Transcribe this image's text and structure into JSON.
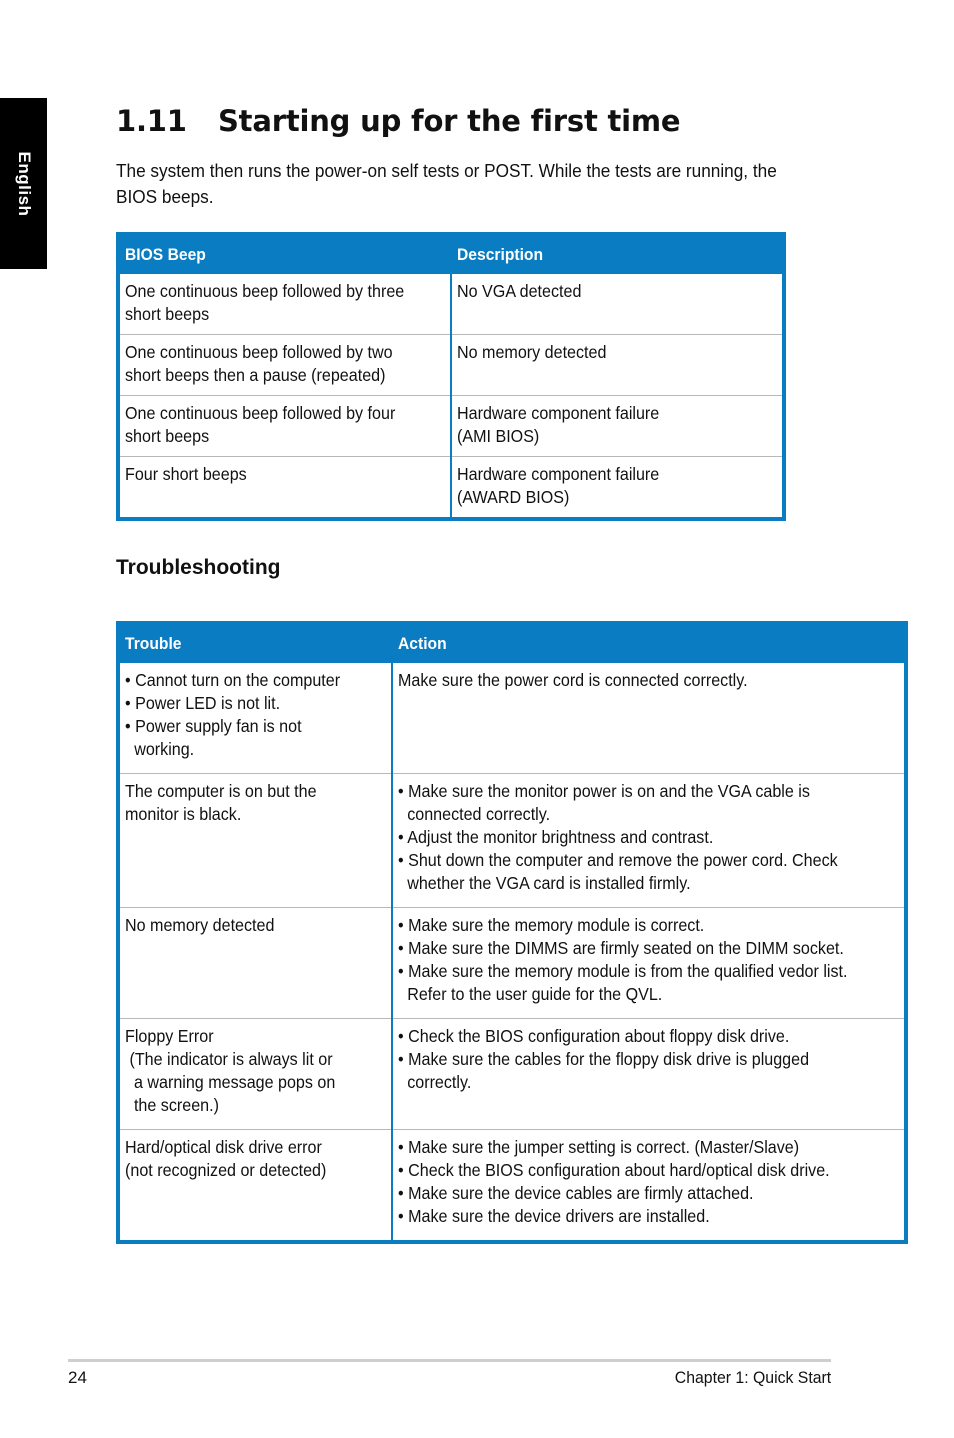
{
  "side_tab": {
    "label": "English"
  },
  "heading": {
    "number": "1.11",
    "title": "Starting up for the first time"
  },
  "intro": "The system then runs the power-on self tests or POST. While the tests are running, the BIOS beeps.",
  "colors": {
    "accent": "#0a7cc1",
    "row_divider": "#b8b8b8",
    "side_tab": "#000000"
  },
  "bios_table": {
    "headers": [
      "BIOS Beep",
      "Description"
    ],
    "rows": [
      {
        "beep": [
          "One continuous beep followed by three",
          "short beeps"
        ],
        "description": [
          "No VGA detected"
        ]
      },
      {
        "beep": [
          "One continuous beep followed by two",
          "short beeps then a pause (repeated)"
        ],
        "description": [
          "No memory detected"
        ]
      },
      {
        "beep": [
          "One continuous beep followed by four",
          "short beeps"
        ],
        "description": [
          "Hardware component failure",
          "(AMI BIOS)"
        ]
      },
      {
        "beep": [
          "Four short beeps"
        ],
        "description": [
          "Hardware component failure",
          "(AWARD BIOS)"
        ]
      }
    ]
  },
  "troubleshooting": {
    "heading": "Troubleshooting",
    "headers": [
      "Trouble",
      "Action"
    ],
    "rows": [
      {
        "trouble": [
          "• Cannot turn on the computer",
          "• Power LED is not lit.",
          "• Power supply fan is not working."
        ],
        "action": [
          "Make sure the power cord is connected correctly."
        ]
      },
      {
        "trouble": [
          "The computer is on but the",
          "monitor is black."
        ],
        "action": [
          "• Make sure the monitor power is on and the VGA cable is connected correctly.",
          "• Adjust the monitor brightness and contrast.",
          "• Shut down the computer and remove the power cord. Check whether the VGA card is installed firmly."
        ]
      },
      {
        "trouble": [
          "No memory detected"
        ],
        "action": [
          "• Make sure the memory module is correct.",
          "• Make sure the DIMMS are firmly seated on the DIMM socket.",
          "• Make sure the memory module is from the qualified vedor list. Refer to the user guide for the QVL."
        ]
      },
      {
        "trouble": [
          "Floppy Error",
          " (The indicator is always lit or",
          "  a warning message pops on",
          "  the screen.)"
        ],
        "action": [
          "• Check the BIOS configuration about floppy disk drive.",
          "• Make sure the cables for the floppy disk drive is plugged correctly."
        ]
      },
      {
        "trouble": [
          "Hard/optical disk drive error",
          "(not recognized or detected)"
        ],
        "action": [
          "• Make sure the jumper setting is correct. (Master/Slave)",
          "• Check the BIOS configuration about hard/optical disk drive.",
          "• Make sure the device cables are firmly  attached.",
          "• Make sure the device drivers are installed."
        ]
      }
    ]
  },
  "footer": {
    "page_number": "24",
    "chapter": "Chapter 1: Quick Start"
  }
}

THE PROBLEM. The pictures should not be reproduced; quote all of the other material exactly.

TASK OUTPUT.
Transcribe this image's text and structure into JSON.
{
  "side_tab": {
    "label": "English"
  },
  "heading": {
    "number": "1.11",
    "title": "Starting up for the first time"
  },
  "intro": "The system then runs the power-on self tests or POST. While the tests are running, the BIOS beeps.",
  "colors": {
    "accent": "#0a7cc1",
    "row_divider": "#b8b8b8",
    "side_tab": "#000000"
  },
  "bios_table": {
    "headers": [
      "BIOS Beep",
      "Description"
    ],
    "rows": [
      {
        "beep": [
          "One continuous beep followed by three",
          "short beeps"
        ],
        "description": [
          "No VGA detected"
        ]
      },
      {
        "beep": [
          "One continuous beep followed by two",
          "short beeps then a pause (repeated)"
        ],
        "description": [
          "No memory detected"
        ]
      },
      {
        "beep": [
          "One continuous beep followed by four",
          "short beeps"
        ],
        "description": [
          "Hardware component failure",
          "(AMI BIOS)"
        ]
      },
      {
        "beep": [
          "Four short beeps"
        ],
        "description": [
          "Hardware component failure",
          "(AWARD BIOS)"
        ]
      }
    ]
  },
  "troubleshooting": {
    "heading": "Troubleshooting",
    "headers": [
      "Trouble",
      "Action"
    ],
    "rows": [
      {
        "trouble": [
          "• Cannot turn on the computer",
          "• Power LED is not lit.",
          "• Power supply fan is not working."
        ],
        "action": [
          "Make sure the power cord is connected correctly."
        ]
      },
      {
        "trouble": [
          "The computer is on but the",
          "monitor is black."
        ],
        "action": [
          "• Make sure the monitor power is on and the VGA cable is connected correctly.",
          "• Adjust the monitor brightness and contrast.",
          "• Shut down the computer and remove the power cord. Check whether the VGA card is installed firmly."
        ]
      },
      {
        "trouble": [
          "No memory detected"
        ],
        "action": [
          "• Make sure the memory module is correct.",
          "• Make sure the DIMMS are firmly seated on the DIMM socket.",
          "• Make sure the memory module is from the qualified vedor list. Refer to the user guide for the QVL."
        ]
      },
      {
        "trouble": [
          "Floppy Error",
          " (The indicator is always lit or",
          "  a warning message pops on",
          "  the screen.)"
        ],
        "action": [
          "• Check the BIOS configuration about floppy disk drive.",
          "• Make sure the cables for the floppy disk drive is plugged correctly."
        ]
      },
      {
        "trouble": [
          "Hard/optical disk drive error",
          "(not recognized or detected)"
        ],
        "action": [
          "• Make sure the jumper setting is correct. (Master/Slave)",
          "• Check the BIOS configuration about hard/optical disk drive.",
          "• Make sure the device cables are firmly  attached.",
          "• Make sure the device drivers are installed."
        ]
      }
    ]
  },
  "footer": {
    "page_number": "24",
    "chapter": "Chapter 1: Quick Start"
  }
}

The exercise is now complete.